- _Work to complete_
Output the data in full and exactly as presented.

*** Provided data ***

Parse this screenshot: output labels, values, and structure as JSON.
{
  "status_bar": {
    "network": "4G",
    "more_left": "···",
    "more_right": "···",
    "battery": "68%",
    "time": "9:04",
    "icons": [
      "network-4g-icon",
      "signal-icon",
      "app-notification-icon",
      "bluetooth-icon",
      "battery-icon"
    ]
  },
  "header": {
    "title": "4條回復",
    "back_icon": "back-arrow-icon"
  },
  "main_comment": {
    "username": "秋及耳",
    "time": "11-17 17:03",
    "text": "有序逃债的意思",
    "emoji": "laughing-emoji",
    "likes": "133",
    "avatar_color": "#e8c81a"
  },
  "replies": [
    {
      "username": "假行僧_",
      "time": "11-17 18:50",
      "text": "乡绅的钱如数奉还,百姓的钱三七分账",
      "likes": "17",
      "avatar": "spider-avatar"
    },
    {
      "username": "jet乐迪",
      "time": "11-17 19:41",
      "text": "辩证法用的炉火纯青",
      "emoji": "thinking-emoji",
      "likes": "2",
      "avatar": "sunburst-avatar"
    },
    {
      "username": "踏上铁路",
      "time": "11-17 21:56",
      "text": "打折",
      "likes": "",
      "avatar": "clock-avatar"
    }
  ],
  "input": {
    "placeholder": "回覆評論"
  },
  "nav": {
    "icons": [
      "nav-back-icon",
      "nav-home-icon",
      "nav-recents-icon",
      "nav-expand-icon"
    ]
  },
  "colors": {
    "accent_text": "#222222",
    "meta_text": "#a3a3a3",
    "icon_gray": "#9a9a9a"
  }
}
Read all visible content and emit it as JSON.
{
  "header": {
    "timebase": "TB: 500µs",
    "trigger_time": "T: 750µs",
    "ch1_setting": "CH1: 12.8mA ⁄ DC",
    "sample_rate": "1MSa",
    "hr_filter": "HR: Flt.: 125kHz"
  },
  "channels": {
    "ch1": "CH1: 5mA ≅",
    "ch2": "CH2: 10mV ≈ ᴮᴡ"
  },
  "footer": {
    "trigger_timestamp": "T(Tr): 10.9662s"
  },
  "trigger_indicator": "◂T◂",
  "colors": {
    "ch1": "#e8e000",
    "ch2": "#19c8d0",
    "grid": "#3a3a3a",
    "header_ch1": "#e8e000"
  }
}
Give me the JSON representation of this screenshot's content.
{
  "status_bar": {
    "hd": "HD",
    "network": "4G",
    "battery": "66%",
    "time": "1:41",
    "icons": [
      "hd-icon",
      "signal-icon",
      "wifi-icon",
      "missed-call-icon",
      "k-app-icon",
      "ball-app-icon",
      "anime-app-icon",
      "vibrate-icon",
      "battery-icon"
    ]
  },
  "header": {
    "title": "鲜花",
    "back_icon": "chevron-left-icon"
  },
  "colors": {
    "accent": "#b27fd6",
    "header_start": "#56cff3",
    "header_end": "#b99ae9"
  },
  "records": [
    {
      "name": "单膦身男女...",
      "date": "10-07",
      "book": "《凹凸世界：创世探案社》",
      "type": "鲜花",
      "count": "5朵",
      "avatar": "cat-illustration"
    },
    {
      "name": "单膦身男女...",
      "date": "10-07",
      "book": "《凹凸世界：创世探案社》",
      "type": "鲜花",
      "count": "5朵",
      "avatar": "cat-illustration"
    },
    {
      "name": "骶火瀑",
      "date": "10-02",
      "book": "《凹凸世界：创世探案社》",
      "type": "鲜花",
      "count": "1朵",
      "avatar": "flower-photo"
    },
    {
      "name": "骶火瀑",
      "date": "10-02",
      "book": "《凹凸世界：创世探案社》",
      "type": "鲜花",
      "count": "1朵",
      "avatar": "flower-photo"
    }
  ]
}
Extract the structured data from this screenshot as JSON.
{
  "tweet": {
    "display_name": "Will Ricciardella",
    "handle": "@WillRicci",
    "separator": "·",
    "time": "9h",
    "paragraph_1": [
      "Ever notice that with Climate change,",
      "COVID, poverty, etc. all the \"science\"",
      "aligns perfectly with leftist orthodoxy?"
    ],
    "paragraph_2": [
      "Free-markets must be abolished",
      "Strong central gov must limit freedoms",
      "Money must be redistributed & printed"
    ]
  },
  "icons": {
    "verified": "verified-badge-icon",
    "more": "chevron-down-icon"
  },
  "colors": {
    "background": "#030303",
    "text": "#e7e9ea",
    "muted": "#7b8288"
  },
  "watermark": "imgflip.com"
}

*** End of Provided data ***

- _Response area_
Parse this screenshot: output labels, values, and structure as JSON.
{
  "status_bar": {
    "network": "4G",
    "more_left": "···",
    "more_right": "···",
    "battery": "68%",
    "time": "9:04",
    "icons": [
      "network-4g-icon",
      "signal-icon",
      "app-notification-icon",
      "bluetooth-icon",
      "battery-icon"
    ]
  },
  "header": {
    "title": "4條回復",
    "back_icon": "back-arrow-icon"
  },
  "main_comment": {
    "username": "秋及耳",
    "time": "11-17 17:03",
    "text": "有序逃债的意思",
    "emoji": "laughing-emoji",
    "likes": "133",
    "avatar_color": "#e8c81a"
  },
  "replies": [
    {
      "username": "假行僧_",
      "time": "11-17 18:50",
      "text": "乡绅的钱如数奉还,百姓的钱三七分账",
      "likes": "17",
      "avatar": "spider-avatar"
    },
    {
      "username": "jet乐迪",
      "time": "11-17 19:41",
      "text": "辩证法用的炉火纯青",
      "emoji": "thinking-emoji",
      "likes": "2",
      "avatar": "sunburst-avatar"
    },
    {
      "username": "踏上铁路",
      "time": "11-17 21:56",
      "text": "打折",
      "likes": "",
      "avatar": "clock-avatar"
    }
  ],
  "input": {
    "placeholder": "回覆評論"
  },
  "nav": {
    "icons": [
      "nav-back-icon",
      "nav-home-icon",
      "nav-recents-icon",
      "nav-expand-icon"
    ]
  },
  "colors": {
    "accent_text": "#222222",
    "meta_text": "#a3a3a3",
    "icon_gray": "#9a9a9a"
  }
}
Read all visible content and emit it as JSON.
{
  "header": {
    "timebase": "TB: 500µs",
    "trigger_time": "T: 750µs",
    "ch1_setting": "CH1: 12.8mA ⁄ DC",
    "sample_rate": "1MSa",
    "hr_filter": "HR: Flt.: 125kHz"
  },
  "channels": {
    "ch1": "CH1: 5mA ≅",
    "ch2": "CH2: 10mV ≈ ᴮᴡ"
  },
  "footer": {
    "trigger_timestamp": "T(Tr): 10.9662s"
  },
  "trigger_indicator": "◂T◂",
  "colors": {
    "ch1": "#e8e000",
    "ch2": "#19c8d0",
    "grid": "#3a3a3a",
    "header_ch1": "#e8e000"
  }
}
Give me the JSON representation of this screenshot's content.
{
  "status_bar": {
    "hd": "HD",
    "network": "4G",
    "battery": "66%",
    "time": "1:41",
    "icons": [
      "hd-icon",
      "signal-icon",
      "wifi-icon",
      "missed-call-icon",
      "k-app-icon",
      "ball-app-icon",
      "anime-app-icon",
      "vibrate-icon",
      "battery-icon"
    ]
  },
  "header": {
    "title": "鲜花",
    "back_icon": "chevron-left-icon"
  },
  "colors": {
    "accent": "#b27fd6",
    "header_start": "#56cff3",
    "header_end": "#b99ae9"
  },
  "records": [
    {
      "name": "单膦身男女...",
      "date": "10-07",
      "book": "《凹凸世界：创世探案社》",
      "type": "鲜花",
      "count": "5朵",
      "avatar": "cat-illustration"
    },
    {
      "name": "单膦身男女...",
      "date": "10-07",
      "book": "《凹凸世界：创世探案社》",
      "type": "鲜花",
      "count": "5朵",
      "avatar": "cat-illustration"
    },
    {
      "name": "骶火瀑",
      "date": "10-02",
      "book": "《凹凸世界：创世探案社》",
      "type": "鲜花",
      "count": "1朵",
      "avatar": "flower-photo"
    },
    {
      "name": "骶火瀑",
      "date": "10-02",
      "book": "《凹凸世界：创世探案社》",
      "type": "鲜花",
      "count": "1朵",
      "avatar": "flower-photo"
    }
  ]
}
Extract the structured data from this screenshot as JSON.
{
  "tweet": {
    "display_name": "Will Ricciardella",
    "handle": "@WillRicci",
    "separator": "·",
    "time": "9h",
    "paragraph_1": [
      "Ever notice that with Climate change,",
      "COVID, poverty, etc. all the \"science\"",
      "aligns perfectly with leftist orthodoxy?"
    ],
    "paragraph_2": [
      "Free-markets must be abolished",
      "Strong central gov must limit freedoms",
      "Money must be redistributed & printed"
    ]
  },
  "icons": {
    "verified": "verified-badge-icon",
    "more": "chevron-down-icon"
  },
  "colors": {
    "background": "#030303",
    "text": "#e7e9ea",
    "muted": "#7b8288"
  },
  "watermark": "imgflip.com"
}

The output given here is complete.